|International Classification||A61N1/05, A61B17/04|
|Cooperative Classification||A61N2001/0582, A61N1/057, A61B2017/0414, A61B17/0401|
|European Classification||A61B17/04A, A61N1/05N4|
|Apr 16, 1991||AS||Assignment|
Owner name: SIEMENS-PACESETTER, INC.
Free format text: ASSIGNMENT OF ASSIGNORS INTEREST.;ASSIGNORS:KREYENHAGEN, PAUL E.;KRISTIANSEN, JEFFREY C.;REEL/FRAME:005676/0540
Effective date: 19910416
|Mar 23, 1995||AS||Assignment|

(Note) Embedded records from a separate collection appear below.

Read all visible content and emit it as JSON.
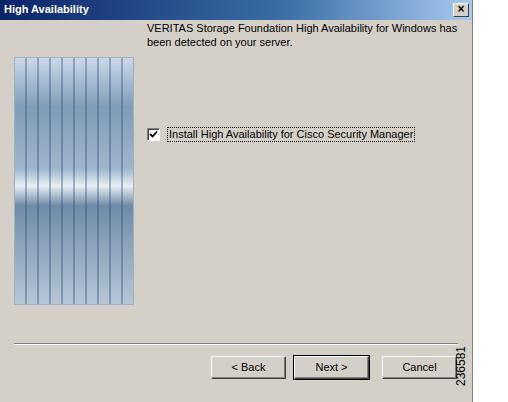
{
  "window": {
    "title": "High Availability",
    "close": "×"
  },
  "message": "VERITAS Storage Foundation High Availability for Windows has been detected on your server.",
  "option": {
    "label": "Install High Availability for Cisco Security Manager",
    "checked": true
  },
  "buttons": [
    {
      "label": "< Back",
      "default": false
    },
    {
      "label": "Next >",
      "default": true
    },
    {
      "label": "Cancel",
      "default": false
    }
  ],
  "figure_id": "236581"
}
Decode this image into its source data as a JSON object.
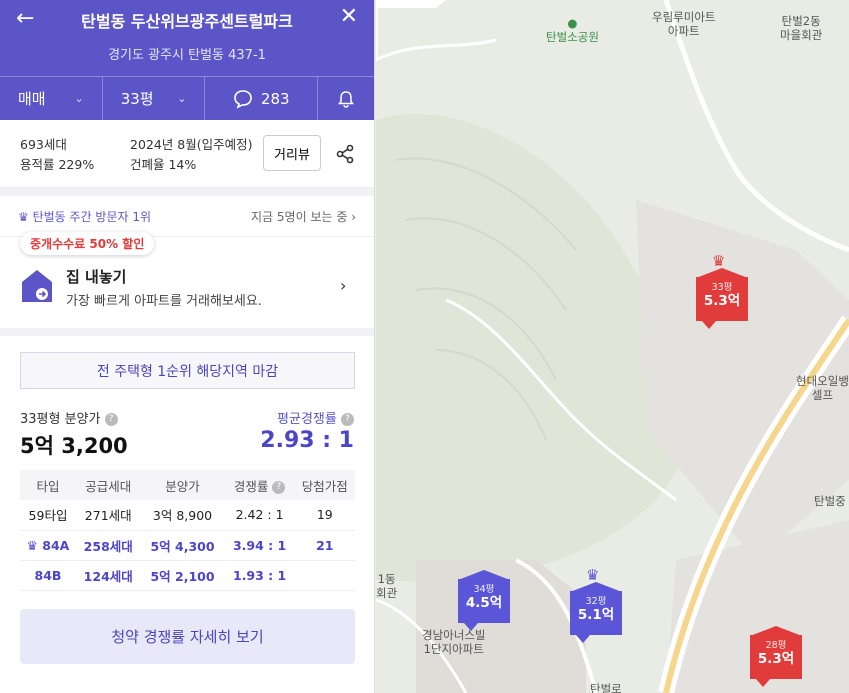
{
  "header": {
    "title": "탄벌동 두산위브광주센트럴파크",
    "address": "경기도 광주시 탄벌동 437-1",
    "deal_type": "매매",
    "size": "33평",
    "comment_count": "283"
  },
  "info": {
    "households": "693세대",
    "floor_area_ratio": "용적률 229%",
    "move_in": "2024년 8월(입주예정)",
    "coverage_ratio": "건폐율 14%",
    "roadview_label": "거리뷰"
  },
  "visit": {
    "rank_text": "탄벌동 주간 방문자 1위",
    "viewers_text": "지금 5명이 보는 중"
  },
  "promo": {
    "badge": "중개수수료 50% 할인",
    "title": "집 내놓기",
    "subtitle": "가장 빠르게 아파트를 거래해보세요."
  },
  "notice": "전 주택형 1순위 해당지역 마감",
  "price": {
    "label": "33평형 분양가",
    "value": "5억 3,200",
    "comp_label": "평균경쟁률",
    "comp_value": "2.93 : 1"
  },
  "table": {
    "headers": [
      "타입",
      "공급세대",
      "분양가",
      "경쟁률",
      "당첨가점"
    ],
    "rows": [
      {
        "type": "59타입",
        "supply": "271세대",
        "price": "3억 8,900",
        "rate": "2.42 : 1",
        "score": "19",
        "highlight": false
      },
      {
        "type": "84A",
        "supply": "258세대",
        "price": "5억 4,300",
        "rate": "3.94 : 1",
        "score": "21",
        "highlight": true
      },
      {
        "type": "84B",
        "supply": "124세대",
        "price": "5억 2,100",
        "rate": "1.93 : 1",
        "score": "",
        "highlight": true
      }
    ]
  },
  "detail_button": "청약 경쟁률 자세히 보기",
  "map": {
    "labels": {
      "park": "탄벌소공원",
      "apt": "우림루미아트\n아파트",
      "office": "탄벌2동\n마을회관",
      "gas": "현대오일뱅\n셀프",
      "hall1": "1동\n회관",
      "villa": "경남아너스빌\n1단지아파트",
      "tanbeol_right": "탄벌중",
      "road": "탄벌로"
    },
    "pins": [
      {
        "size": "33평",
        "price": "5.3억",
        "color": "red",
        "crown": true
      },
      {
        "size": "34평",
        "price": "4.5억",
        "color": "blue",
        "crown": false
      },
      {
        "size": "32평",
        "price": "5.1억",
        "color": "blue",
        "crown": true
      },
      {
        "size": "28평",
        "price": "5.3억",
        "color": "red",
        "crown": false
      }
    ]
  }
}
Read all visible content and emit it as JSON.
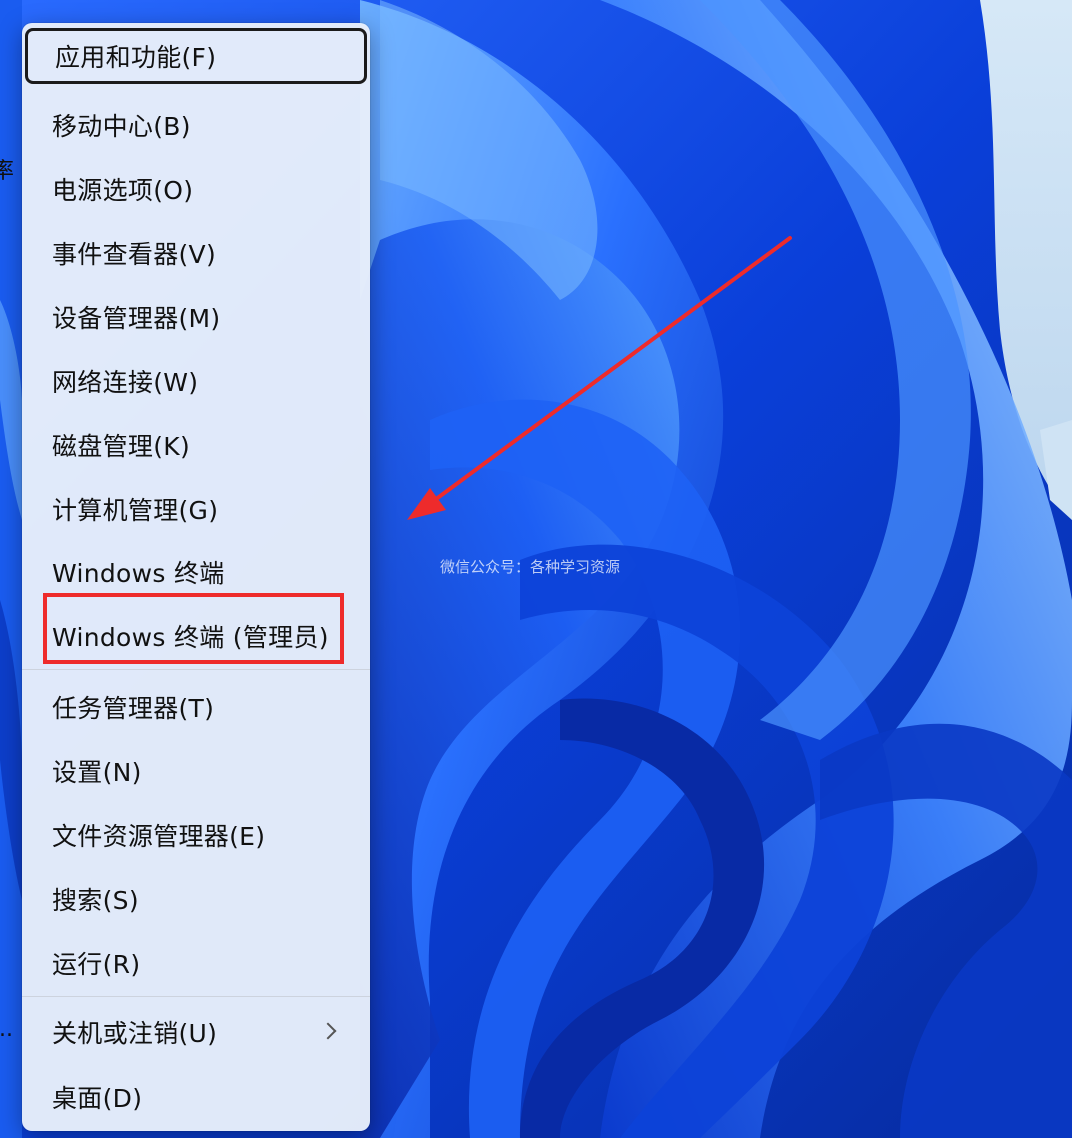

Owner name: PACESETTER, INC., CALIFORNIA
Free format text: ASSIGNMENT OF ASSIGNORS INTEREST;ASSIGNOR:SIEMENS PACESETTER, INC.;REEL/FRAME:007388/0042
Effective date: 19940930
|Mar 25, 1996||FPAY||Fee payment|
Year of fee payment: 4
|Apr 5, 2000||FPAY||Fee payment|
Year of fee payment: 8
|Apr 6, 2004||FPAY||Fee payment|
Year of fee payment: 12